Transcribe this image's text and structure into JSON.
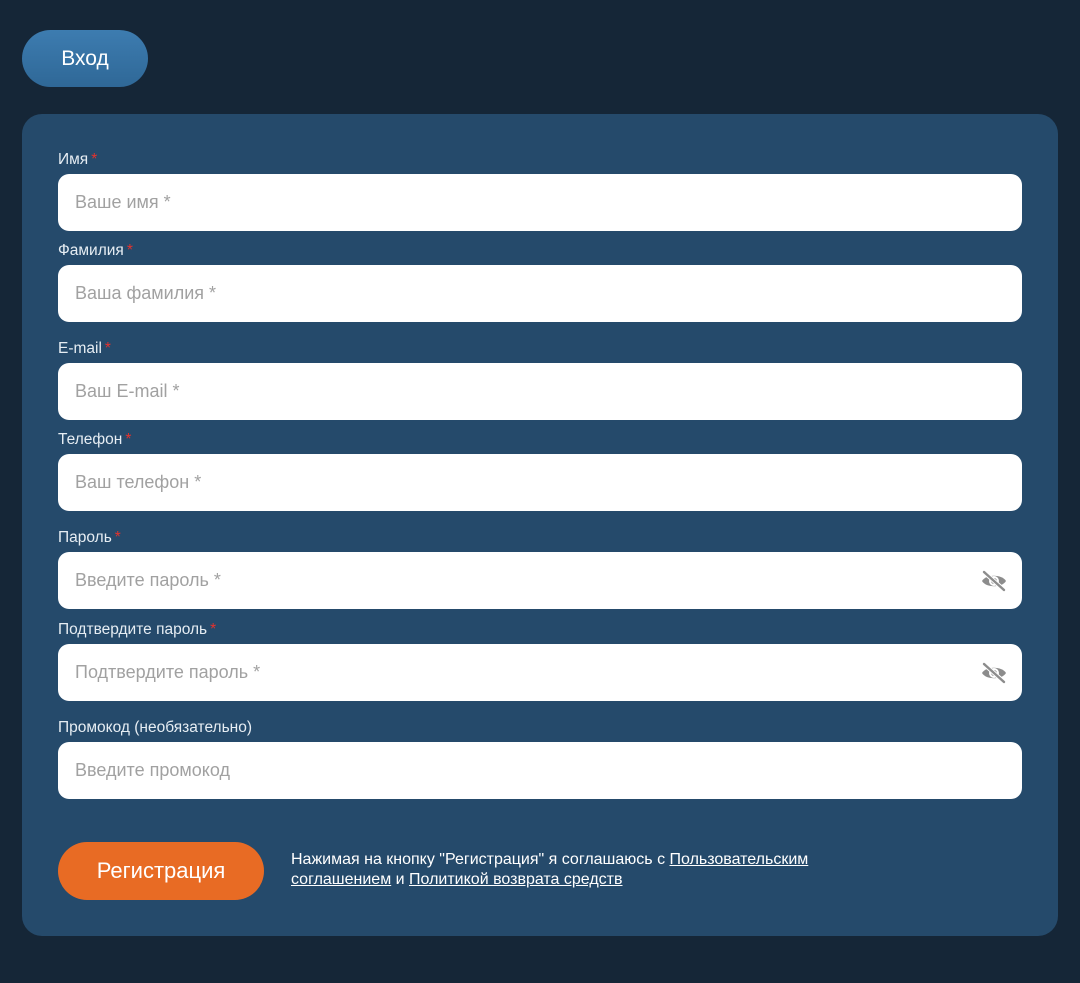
{
  "header": {
    "login_label": "Вход"
  },
  "form": {
    "required_mark": "*",
    "fields": {
      "first_name": {
        "label": "Имя",
        "placeholder": "Ваше имя *"
      },
      "last_name": {
        "label": "Фамилия",
        "placeholder": "Ваша фамилия *"
      },
      "email": {
        "label": "E-mail",
        "placeholder": "Ваш E-mail *"
      },
      "phone": {
        "label": "Телефон",
        "placeholder": "Ваш телефон *"
      },
      "password": {
        "label": "Пароль",
        "placeholder": "Введите пароль *"
      },
      "password_confirm": {
        "label": "Подтвердите пароль",
        "placeholder": "Подтвердите пароль *"
      },
      "promo": {
        "label": "Промокод (необязательно)",
        "placeholder": "Введите промокод"
      }
    },
    "submit_label": "Регистрация",
    "agreement": {
      "prefix": "Нажимая на кнопку \"Регистрация\" я соглашаюсь с ",
      "user_agreement_link": "Пользовательским соглашением",
      "conjunction": " и ",
      "refund_policy_link": "Политикой возврата средств"
    }
  },
  "colors": {
    "background": "#152637",
    "card": "#254a6b",
    "login_button": "#3a76a8",
    "submit_button": "#e86b24",
    "required_mark": "#e5322d"
  },
  "icons": {
    "password_toggle": "eye-slash-icon"
  }
}
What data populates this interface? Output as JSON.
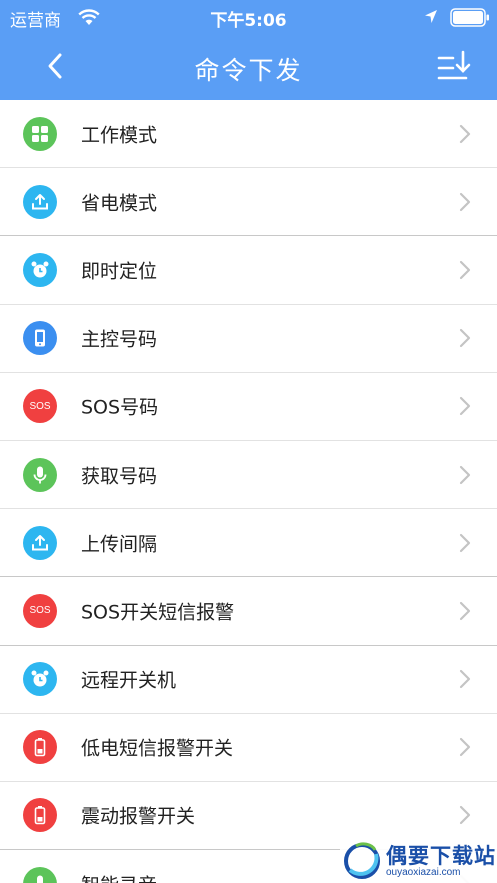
{
  "status_bar": {
    "carrier": "运营商",
    "time": "下午5:06",
    "wifi_icon": "wifi-icon",
    "location_icon": "location-arrow-icon",
    "battery_icon": "battery-icon"
  },
  "nav": {
    "title": "命令下发",
    "back_icon": "chevron-left-icon",
    "sort_icon": "sort-download-icon"
  },
  "colors": {
    "primary": "#5a9ef5",
    "green": "#5cc45a",
    "cyan": "#2db6f0",
    "blue": "#3b8ff0",
    "red": "#f04040"
  },
  "items": [
    {
      "label": "工作模式",
      "icon": "grid-apps-icon",
      "color": "#5cc45a"
    },
    {
      "label": "省电模式",
      "icon": "upload-tray-icon",
      "color": "#2db6f0"
    },
    {
      "label": "即时定位",
      "icon": "alarm-clock-icon",
      "color": "#2db6f0"
    },
    {
      "label": "主控号码",
      "icon": "mobile-phone-icon",
      "color": "#3b8ff0"
    },
    {
      "label": "SOS号码",
      "icon": "sos-icon",
      "icon_text": "SOS",
      "color": "#f04040"
    },
    {
      "label": "获取号码",
      "icon": "microphone-icon",
      "color": "#5cc45a"
    },
    {
      "label": "上传间隔",
      "icon": "upload-tray-icon",
      "color": "#2db6f0"
    },
    {
      "label": "SOS开关短信报警",
      "icon": "sos-icon",
      "icon_text": "SOS",
      "color": "#f04040"
    },
    {
      "label": "远程开关机",
      "icon": "alarm-clock-icon",
      "color": "#2db6f0"
    },
    {
      "label": "低电短信报警开关",
      "icon": "battery-low-icon",
      "color": "#f04040"
    },
    {
      "label": "震动报警开关",
      "icon": "battery-low-icon",
      "color": "#f04040"
    },
    {
      "label": "智能录音",
      "icon": "microphone-icon",
      "color": "#5cc45a"
    }
  ],
  "watermark": {
    "title": "偶要下载站",
    "subtitle": "ouyaoxiazai.com",
    "logo_icon": "site-logo-icon"
  }
}
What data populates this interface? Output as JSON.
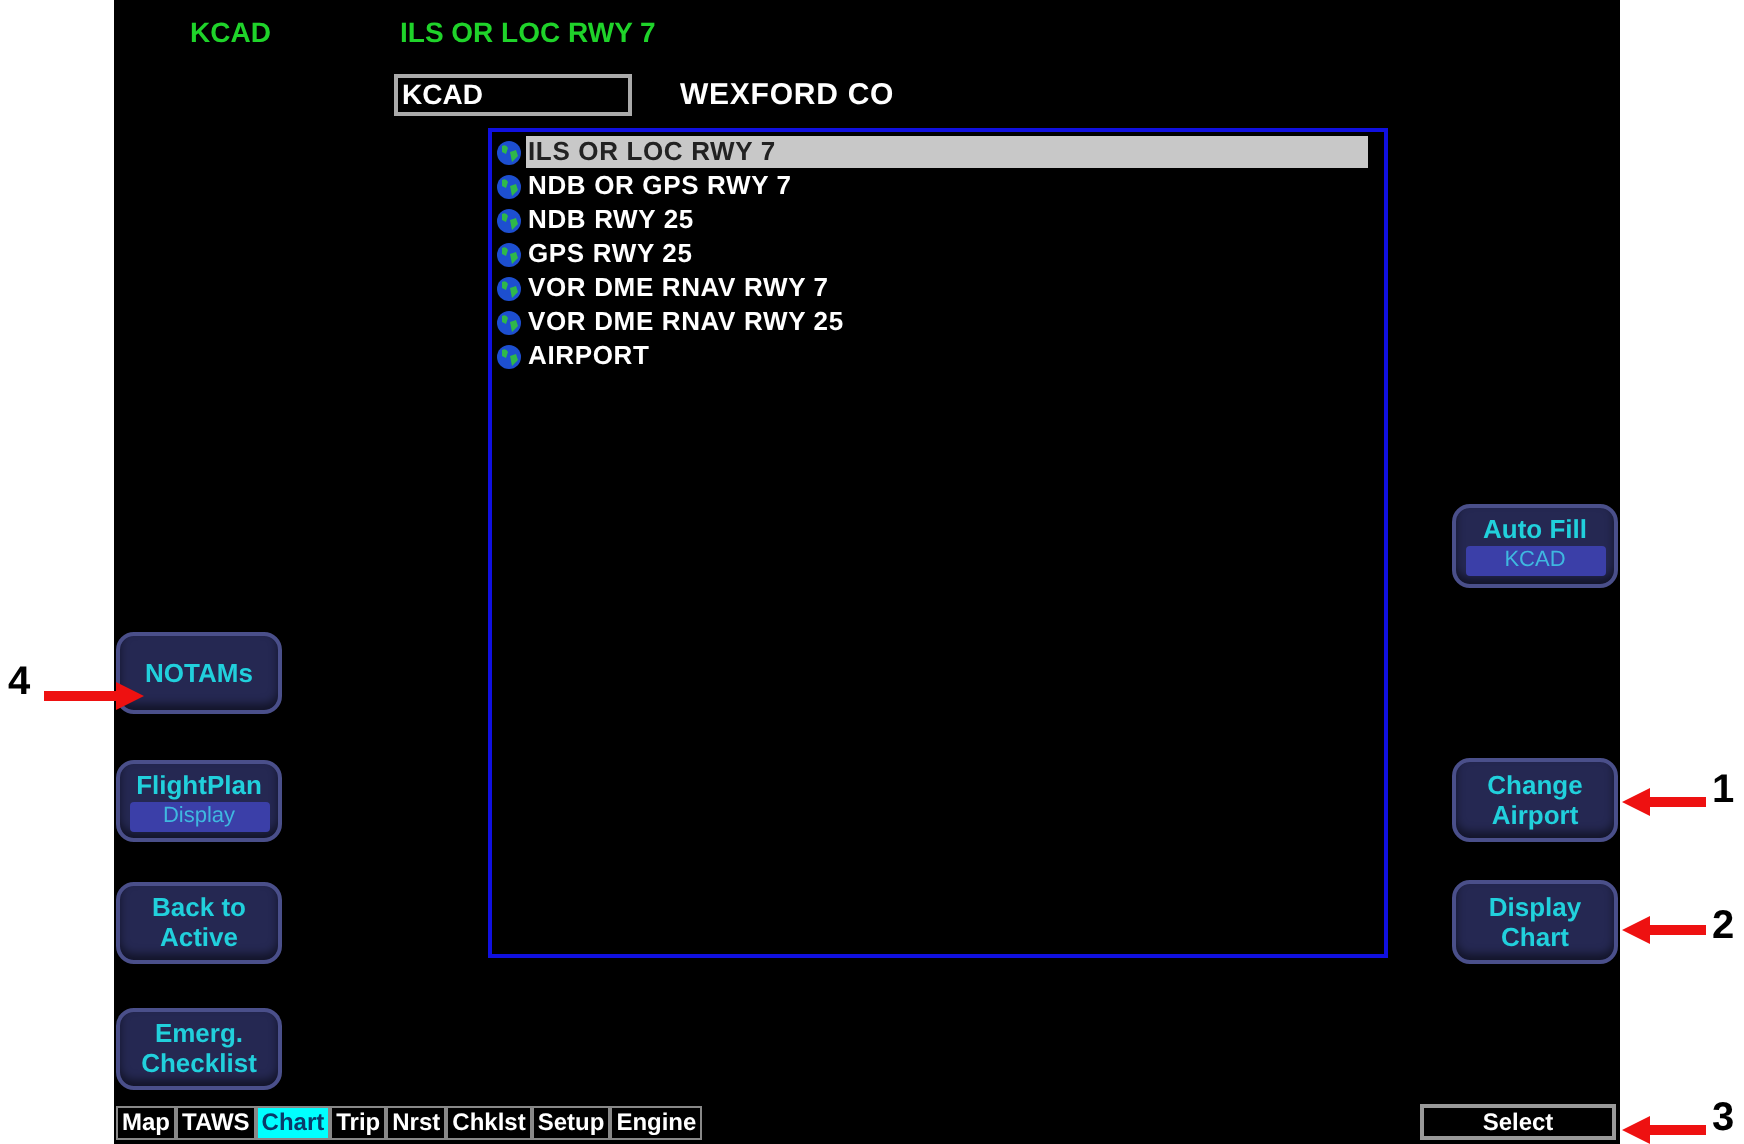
{
  "header": {
    "airport": "KCAD",
    "procedure": "ILS OR LOC RWY 7"
  },
  "airport_field": {
    "value": "KCAD"
  },
  "airport_name": "WEXFORD CO",
  "procedures": [
    {
      "label": "ILS OR LOC RWY 7",
      "selected": true
    },
    {
      "label": "NDB OR GPS RWY 7",
      "selected": false
    },
    {
      "label": "NDB RWY 25",
      "selected": false
    },
    {
      "label": "GPS RWY 25",
      "selected": false
    },
    {
      "label": "VOR DME RNAV RWY 7",
      "selected": false
    },
    {
      "label": "VOR DME RNAV RWY 25",
      "selected": false
    },
    {
      "label": "AIRPORT",
      "selected": false
    }
  ],
  "left_buttons": [
    {
      "lines": [
        "NOTAMs"
      ]
    },
    {
      "lines": [
        "FlightPlan"
      ],
      "sublabel": "Display"
    },
    {
      "lines": [
        "Back to",
        "Active"
      ]
    },
    {
      "lines": [
        "Emerg.",
        "Checklist"
      ]
    }
  ],
  "right_buttons": [
    {
      "lines": [
        "Auto Fill"
      ],
      "sublabel": "KCAD"
    },
    {
      "lines": [
        "Change",
        "Airport"
      ]
    },
    {
      "lines": [
        "Display",
        "Chart"
      ]
    }
  ],
  "tabs": [
    {
      "label": "Map",
      "selected": false
    },
    {
      "label": "TAWS",
      "selected": false
    },
    {
      "label": "Chart",
      "selected": true
    },
    {
      "label": "Trip",
      "selected": false
    },
    {
      "label": "Nrst",
      "selected": false
    },
    {
      "label": "Chklst",
      "selected": false
    },
    {
      "label": "Setup",
      "selected": false
    },
    {
      "label": "Engine",
      "selected": false
    }
  ],
  "softkey": "Select",
  "callouts": [
    {
      "label": "1"
    },
    {
      "label": "2"
    },
    {
      "label": "3"
    },
    {
      "label": "4"
    }
  ]
}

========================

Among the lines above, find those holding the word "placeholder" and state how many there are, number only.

7